Records excerpted from a collection
● ● ● ● ●
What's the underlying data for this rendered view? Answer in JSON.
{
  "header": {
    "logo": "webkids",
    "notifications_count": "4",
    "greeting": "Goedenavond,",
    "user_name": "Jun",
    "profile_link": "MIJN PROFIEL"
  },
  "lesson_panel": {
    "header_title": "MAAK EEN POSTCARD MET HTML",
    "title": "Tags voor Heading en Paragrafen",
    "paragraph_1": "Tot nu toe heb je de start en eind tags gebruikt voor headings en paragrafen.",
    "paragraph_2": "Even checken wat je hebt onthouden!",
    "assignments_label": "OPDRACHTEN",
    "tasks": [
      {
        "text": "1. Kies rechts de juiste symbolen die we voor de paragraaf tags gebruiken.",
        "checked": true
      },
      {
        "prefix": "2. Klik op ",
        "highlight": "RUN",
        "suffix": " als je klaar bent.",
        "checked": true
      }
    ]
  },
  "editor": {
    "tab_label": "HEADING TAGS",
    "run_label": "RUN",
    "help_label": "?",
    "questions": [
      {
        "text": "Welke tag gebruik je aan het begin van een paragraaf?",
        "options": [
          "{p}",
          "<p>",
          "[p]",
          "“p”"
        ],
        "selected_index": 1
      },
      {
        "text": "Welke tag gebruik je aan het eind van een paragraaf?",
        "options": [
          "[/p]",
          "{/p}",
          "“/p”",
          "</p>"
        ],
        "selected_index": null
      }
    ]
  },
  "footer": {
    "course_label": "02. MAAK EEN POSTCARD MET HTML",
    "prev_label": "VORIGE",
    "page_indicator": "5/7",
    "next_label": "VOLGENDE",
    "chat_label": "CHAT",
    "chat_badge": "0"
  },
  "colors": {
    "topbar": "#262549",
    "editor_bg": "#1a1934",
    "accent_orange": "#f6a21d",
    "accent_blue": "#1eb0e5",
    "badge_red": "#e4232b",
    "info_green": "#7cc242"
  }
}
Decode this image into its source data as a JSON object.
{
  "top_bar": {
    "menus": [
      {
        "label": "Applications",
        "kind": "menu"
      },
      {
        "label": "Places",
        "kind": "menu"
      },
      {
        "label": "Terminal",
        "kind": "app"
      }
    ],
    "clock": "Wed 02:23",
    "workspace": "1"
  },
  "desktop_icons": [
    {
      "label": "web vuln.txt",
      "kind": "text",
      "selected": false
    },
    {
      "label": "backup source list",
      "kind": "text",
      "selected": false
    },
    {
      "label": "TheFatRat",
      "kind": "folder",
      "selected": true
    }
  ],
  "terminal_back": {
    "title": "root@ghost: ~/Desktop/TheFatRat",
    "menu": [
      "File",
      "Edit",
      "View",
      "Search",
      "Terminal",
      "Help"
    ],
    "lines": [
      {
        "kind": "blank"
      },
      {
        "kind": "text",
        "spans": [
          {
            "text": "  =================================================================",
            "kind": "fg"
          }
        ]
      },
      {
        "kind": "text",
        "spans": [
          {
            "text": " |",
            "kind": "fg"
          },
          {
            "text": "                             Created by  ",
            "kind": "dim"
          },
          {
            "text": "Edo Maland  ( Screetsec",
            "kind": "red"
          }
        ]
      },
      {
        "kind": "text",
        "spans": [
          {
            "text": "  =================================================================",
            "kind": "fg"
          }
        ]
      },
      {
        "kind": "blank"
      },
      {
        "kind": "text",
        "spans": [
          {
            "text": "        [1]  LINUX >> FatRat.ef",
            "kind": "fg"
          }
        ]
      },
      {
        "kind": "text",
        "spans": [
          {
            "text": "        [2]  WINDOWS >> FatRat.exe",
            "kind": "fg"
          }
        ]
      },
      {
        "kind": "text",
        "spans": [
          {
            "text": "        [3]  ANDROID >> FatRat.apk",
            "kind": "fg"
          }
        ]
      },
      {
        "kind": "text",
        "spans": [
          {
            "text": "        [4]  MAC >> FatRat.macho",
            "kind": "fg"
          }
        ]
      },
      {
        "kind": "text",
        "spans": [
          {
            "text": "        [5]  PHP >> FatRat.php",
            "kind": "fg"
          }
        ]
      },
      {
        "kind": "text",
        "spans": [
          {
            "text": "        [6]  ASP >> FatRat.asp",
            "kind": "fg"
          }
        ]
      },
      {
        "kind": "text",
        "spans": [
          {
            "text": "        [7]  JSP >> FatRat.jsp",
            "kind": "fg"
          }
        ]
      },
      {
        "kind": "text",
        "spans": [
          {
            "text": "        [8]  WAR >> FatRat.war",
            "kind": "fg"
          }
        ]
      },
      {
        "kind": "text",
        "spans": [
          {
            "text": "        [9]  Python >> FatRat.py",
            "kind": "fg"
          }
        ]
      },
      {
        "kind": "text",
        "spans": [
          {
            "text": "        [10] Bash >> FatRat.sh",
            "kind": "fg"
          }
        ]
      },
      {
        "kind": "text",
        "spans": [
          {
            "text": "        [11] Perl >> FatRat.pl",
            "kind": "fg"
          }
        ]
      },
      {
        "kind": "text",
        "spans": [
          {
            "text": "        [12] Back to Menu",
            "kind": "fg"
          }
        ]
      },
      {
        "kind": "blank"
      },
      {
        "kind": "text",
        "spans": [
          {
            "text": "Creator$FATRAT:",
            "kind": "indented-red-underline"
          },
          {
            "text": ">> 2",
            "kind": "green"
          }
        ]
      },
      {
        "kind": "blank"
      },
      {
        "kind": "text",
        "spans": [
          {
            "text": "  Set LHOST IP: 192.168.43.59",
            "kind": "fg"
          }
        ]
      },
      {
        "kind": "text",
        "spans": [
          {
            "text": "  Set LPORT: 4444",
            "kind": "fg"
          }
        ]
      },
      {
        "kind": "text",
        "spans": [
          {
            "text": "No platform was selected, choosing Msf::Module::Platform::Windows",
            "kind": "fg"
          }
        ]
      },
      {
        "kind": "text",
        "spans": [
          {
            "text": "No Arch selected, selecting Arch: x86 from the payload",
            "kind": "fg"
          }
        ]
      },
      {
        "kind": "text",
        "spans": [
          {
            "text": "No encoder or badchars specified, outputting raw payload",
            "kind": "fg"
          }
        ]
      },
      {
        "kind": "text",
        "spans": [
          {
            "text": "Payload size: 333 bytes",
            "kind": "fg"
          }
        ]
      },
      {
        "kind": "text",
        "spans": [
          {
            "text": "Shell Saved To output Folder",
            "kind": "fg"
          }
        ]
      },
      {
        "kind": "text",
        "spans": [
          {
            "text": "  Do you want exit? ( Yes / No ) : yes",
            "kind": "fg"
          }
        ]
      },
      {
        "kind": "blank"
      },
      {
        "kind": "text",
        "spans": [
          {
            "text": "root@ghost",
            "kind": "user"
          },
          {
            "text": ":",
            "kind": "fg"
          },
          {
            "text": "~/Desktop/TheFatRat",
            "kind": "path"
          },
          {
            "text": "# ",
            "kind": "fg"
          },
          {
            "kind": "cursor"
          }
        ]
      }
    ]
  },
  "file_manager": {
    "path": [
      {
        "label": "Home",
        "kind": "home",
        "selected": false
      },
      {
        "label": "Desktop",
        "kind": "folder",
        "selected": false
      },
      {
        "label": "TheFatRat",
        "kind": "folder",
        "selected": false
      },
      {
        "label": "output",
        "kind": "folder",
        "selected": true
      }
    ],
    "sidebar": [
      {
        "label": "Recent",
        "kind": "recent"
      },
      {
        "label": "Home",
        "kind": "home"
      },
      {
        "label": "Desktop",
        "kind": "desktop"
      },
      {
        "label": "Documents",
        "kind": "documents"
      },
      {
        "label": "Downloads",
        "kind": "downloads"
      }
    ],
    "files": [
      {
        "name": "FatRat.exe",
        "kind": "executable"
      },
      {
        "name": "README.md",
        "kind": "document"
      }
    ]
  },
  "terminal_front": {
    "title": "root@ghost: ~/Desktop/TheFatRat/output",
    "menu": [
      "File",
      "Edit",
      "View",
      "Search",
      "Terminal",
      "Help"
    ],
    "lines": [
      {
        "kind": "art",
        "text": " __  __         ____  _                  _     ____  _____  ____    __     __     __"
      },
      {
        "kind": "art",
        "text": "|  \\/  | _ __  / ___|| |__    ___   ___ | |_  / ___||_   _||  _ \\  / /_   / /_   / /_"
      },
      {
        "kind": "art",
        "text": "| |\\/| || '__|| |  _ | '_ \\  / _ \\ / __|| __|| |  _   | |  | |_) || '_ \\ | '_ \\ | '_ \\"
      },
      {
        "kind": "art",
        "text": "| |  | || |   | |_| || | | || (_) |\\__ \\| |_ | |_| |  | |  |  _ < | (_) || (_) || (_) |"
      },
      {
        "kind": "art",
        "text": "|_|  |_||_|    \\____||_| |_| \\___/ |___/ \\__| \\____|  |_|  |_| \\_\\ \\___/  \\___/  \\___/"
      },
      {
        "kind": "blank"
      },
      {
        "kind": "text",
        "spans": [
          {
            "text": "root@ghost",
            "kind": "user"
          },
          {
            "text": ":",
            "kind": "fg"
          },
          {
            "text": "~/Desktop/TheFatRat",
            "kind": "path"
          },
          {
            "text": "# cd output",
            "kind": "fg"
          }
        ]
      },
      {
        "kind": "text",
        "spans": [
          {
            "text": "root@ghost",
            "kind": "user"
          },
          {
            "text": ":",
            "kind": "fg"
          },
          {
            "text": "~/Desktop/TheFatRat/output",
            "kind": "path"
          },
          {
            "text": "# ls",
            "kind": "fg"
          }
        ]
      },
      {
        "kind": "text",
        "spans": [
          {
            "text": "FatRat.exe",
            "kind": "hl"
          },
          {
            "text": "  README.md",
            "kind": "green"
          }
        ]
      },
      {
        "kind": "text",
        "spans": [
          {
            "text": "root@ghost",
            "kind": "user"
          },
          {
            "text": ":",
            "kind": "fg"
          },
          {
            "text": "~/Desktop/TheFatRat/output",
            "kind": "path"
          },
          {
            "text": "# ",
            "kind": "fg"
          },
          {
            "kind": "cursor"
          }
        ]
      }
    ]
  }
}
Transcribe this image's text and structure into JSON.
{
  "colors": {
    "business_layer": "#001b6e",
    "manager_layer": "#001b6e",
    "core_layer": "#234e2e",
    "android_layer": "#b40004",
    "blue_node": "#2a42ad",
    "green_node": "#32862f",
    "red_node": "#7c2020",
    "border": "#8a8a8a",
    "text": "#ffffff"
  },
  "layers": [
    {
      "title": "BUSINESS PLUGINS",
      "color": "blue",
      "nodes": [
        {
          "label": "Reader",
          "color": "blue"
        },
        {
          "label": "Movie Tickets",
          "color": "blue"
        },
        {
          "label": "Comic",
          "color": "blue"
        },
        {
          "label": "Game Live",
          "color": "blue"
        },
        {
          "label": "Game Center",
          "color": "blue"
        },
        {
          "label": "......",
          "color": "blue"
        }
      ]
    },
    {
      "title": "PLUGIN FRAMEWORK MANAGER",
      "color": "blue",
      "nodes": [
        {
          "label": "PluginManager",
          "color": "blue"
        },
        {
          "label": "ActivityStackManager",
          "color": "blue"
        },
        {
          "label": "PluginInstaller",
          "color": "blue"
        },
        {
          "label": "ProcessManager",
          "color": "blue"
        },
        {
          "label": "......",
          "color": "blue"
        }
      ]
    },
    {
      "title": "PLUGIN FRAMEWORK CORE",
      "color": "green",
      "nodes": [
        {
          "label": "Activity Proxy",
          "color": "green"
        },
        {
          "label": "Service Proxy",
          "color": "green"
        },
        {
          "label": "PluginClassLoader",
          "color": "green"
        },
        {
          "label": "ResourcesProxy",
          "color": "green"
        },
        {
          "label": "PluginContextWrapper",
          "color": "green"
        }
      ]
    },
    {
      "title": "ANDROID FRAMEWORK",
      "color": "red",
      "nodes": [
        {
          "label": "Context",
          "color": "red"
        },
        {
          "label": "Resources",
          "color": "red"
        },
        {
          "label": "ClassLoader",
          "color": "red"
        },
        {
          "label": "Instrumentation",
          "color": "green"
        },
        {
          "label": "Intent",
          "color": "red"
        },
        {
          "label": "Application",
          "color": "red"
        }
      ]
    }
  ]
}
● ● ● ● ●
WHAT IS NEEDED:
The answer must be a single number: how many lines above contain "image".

RESPONSE:
2